● **TASK**:
The records shown below are to be repeated exactly and completely.

Extracted data entries
--------------------
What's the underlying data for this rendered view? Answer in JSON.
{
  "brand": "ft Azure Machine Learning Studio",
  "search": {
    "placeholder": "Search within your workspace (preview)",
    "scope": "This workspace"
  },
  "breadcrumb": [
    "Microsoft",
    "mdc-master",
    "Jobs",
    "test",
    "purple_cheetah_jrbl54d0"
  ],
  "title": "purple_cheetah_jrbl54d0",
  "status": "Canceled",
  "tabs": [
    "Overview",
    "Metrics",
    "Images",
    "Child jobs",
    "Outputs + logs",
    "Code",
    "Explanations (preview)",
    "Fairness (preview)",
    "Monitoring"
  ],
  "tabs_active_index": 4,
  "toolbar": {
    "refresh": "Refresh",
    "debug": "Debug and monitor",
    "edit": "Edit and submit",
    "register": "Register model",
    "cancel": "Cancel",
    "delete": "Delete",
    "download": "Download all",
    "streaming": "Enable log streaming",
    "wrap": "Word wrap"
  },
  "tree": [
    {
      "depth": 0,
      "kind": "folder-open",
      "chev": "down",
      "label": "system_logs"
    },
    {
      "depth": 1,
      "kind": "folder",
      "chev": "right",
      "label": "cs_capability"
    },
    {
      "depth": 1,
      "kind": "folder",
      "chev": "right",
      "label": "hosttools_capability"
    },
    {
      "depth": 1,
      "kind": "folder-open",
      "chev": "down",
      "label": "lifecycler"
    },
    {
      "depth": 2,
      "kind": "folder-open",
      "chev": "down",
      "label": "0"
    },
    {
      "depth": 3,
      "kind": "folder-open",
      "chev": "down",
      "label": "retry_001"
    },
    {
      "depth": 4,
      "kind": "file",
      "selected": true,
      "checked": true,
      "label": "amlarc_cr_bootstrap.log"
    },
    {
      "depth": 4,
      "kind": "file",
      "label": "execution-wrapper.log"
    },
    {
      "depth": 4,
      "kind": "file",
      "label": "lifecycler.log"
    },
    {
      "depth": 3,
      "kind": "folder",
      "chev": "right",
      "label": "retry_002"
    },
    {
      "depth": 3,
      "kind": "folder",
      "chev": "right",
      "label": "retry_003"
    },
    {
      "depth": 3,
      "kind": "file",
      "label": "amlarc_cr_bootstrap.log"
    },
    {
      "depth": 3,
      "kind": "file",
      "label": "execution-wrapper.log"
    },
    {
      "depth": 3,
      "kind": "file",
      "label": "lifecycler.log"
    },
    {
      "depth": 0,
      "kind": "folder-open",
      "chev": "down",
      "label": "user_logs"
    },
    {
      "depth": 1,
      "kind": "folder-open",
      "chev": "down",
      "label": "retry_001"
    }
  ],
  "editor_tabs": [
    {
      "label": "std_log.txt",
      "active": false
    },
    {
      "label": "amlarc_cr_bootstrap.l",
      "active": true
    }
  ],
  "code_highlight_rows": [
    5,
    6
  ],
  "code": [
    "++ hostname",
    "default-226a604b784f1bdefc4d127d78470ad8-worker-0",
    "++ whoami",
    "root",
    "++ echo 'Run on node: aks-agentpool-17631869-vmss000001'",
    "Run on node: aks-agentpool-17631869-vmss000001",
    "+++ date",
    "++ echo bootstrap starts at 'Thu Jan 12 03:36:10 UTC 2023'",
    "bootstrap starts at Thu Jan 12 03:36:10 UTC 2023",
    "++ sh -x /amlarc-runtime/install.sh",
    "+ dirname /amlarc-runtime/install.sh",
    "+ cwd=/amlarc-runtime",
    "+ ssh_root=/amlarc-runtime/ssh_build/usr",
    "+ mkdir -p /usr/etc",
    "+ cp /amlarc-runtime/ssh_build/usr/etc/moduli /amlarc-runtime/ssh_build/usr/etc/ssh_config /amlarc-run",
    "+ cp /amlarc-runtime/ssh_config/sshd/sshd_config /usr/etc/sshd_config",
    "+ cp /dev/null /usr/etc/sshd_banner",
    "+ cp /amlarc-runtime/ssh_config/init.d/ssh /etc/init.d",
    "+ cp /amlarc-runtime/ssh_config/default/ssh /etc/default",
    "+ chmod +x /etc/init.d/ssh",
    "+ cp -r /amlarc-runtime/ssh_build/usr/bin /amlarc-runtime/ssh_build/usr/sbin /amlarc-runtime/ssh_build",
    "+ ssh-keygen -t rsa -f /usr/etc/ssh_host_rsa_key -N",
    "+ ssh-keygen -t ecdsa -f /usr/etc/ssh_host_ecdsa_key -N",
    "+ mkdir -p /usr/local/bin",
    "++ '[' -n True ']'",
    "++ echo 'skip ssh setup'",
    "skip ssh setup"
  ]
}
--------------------
● **TASK RESPONSE**:
What's the underlying data for this rendered view? Answer in JSON.
{
  "brand": "ft Azure Machine Learning Studio",
  "search": {
    "placeholder": "Search within your workspace (preview)",
    "scope": "This workspace"
  },
  "breadcrumb": [
    "Microsoft",
    "mdc-master",
    "Jobs",
    "test",
    "purple_cheetah_jrbl54d0"
  ],
  "title": "purple_cheetah_jrbl54d0",
  "status": "Canceled",
  "tabs": [
    "Overview",
    "Metrics",
    "Images",
    "Child jobs",
    "Outputs + logs",
    "Code",
    "Explanations (preview)",
    "Fairness (preview)",
    "Monitoring"
  ],
  "tabs_active_index": 4,
  "toolbar": {
    "refresh": "Refresh",
    "debug": "Debug and monitor",
    "edit": "Edit and submit",
    "register": "Register model",
    "cancel": "Cancel",
    "delete": "Delete",
    "download": "Download all",
    "streaming": "Enable log streaming",
    "wrap": "Word wrap"
  },
  "tree": [
    {
      "depth": 0,
      "kind": "folder-open",
      "chev": "down",
      "label": "system_logs"
    },
    {
      "depth": 1,
      "kind": "folder",
      "chev": "right",
      "label": "cs_capability"
    },
    {
      "depth": 1,
      "kind": "folder",
      "chev": "right",
      "label": "hosttools_capability"
    },
    {
      "depth": 1,
      "kind": "folder-open",
      "chev": "down",
      "label": "lifecycler"
    },
    {
      "depth": 2,
      "kind": "folder-open",
      "chev": "down",
      "label": "0"
    },
    {
      "depth": 3,
      "kind": "folder-open",
      "chev": "down",
      "label": "retry_001"
    },
    {
      "depth": 4,
      "kind": "file",
      "selected": true,
      "checked": true,
      "label": "amlarc_cr_bootstrap.log"
    },
    {
      "depth": 4,
      "kind": "file",
      "label": "execution-wrapper.log"
    },
    {
      "depth": 4,
      "kind": "file",
      "label": "lifecycler.log"
    },
    {
      "depth": 3,
      "kind": "folder",
      "chev": "right",
      "label": "retry_002"
    },
    {
      "depth": 3,
      "kind": "folder",
      "chev": "right",
      "label": "retry_003"
    },
    {
      "depth": 3,
      "kind": "file",
      "label": "amlarc_cr_bootstrap.log"
    },
    {
      "depth": 3,
      "kind": "file",
      "label": "execution-wrapper.log"
    },
    {
      "depth": 3,
      "kind": "file",
      "label": "lifecycler.log"
    },
    {
      "depth": 0,
      "kind": "folder-open",
      "chev": "down",
      "label": "user_logs"
    },
    {
      "depth": 1,
      "kind": "folder-open",
      "chev": "down",
      "label": "retry_001"
    }
  ],
  "editor_tabs": [
    {
      "label": "std_log.txt",
      "active": false
    },
    {
      "label": "amlarc_cr_bootstrap.l",
      "active": true
    }
  ],
  "code_highlight_rows": [
    5,
    6
  ],
  "code": [
    "++ hostname",
    "default-226a604b784f1bdefc4d127d78470ad8-worker-0",
    "++ whoami",
    "root",
    "++ echo 'Run on node: aks-agentpool-17631869-vmss000001'",
    "Run on node: aks-agentpool-17631869-vmss000001",
    "+++ date",
    "++ echo bootstrap starts at 'Thu Jan 12 03:36:10 UTC 2023'",
    "bootstrap starts at Thu Jan 12 03:36:10 UTC 2023",
    "++ sh -x /amlarc-runtime/install.sh",
    "+ dirname /amlarc-runtime/install.sh",
    "+ cwd=/amlarc-runtime",
    "+ ssh_root=/amlarc-runtime/ssh_build/usr",
    "+ mkdir -p /usr/etc",
    "+ cp /amlarc-runtime/ssh_build/usr/etc/moduli /amlarc-runtime/ssh_build/usr/etc/ssh_config /amlarc-run",
    "+ cp /amlarc-runtime/ssh_config/sshd/sshd_config /usr/etc/sshd_config",
    "+ cp /dev/null /usr/etc/sshd_banner",
    "+ cp /amlarc-runtime/ssh_config/init.d/ssh /etc/init.d",
    "+ cp /amlarc-runtime/ssh_config/default/ssh /etc/default",
    "+ chmod +x /etc/init.d/ssh",
    "+ cp -r /amlarc-runtime/ssh_build/usr/bin /amlarc-runtime/ssh_build/usr/sbin /amlarc-runtime/ssh_build",
    "+ ssh-keygen -t rsa -f /usr/etc/ssh_host_rsa_key -N",
    "+ ssh-keygen -t ecdsa -f /usr/etc/ssh_host_ecdsa_key -N",
    "+ mkdir -p /usr/local/bin",
    "++ '[' -n True ']'",
    "++ echo 'skip ssh setup'",
    "skip ssh setup"
  ]
}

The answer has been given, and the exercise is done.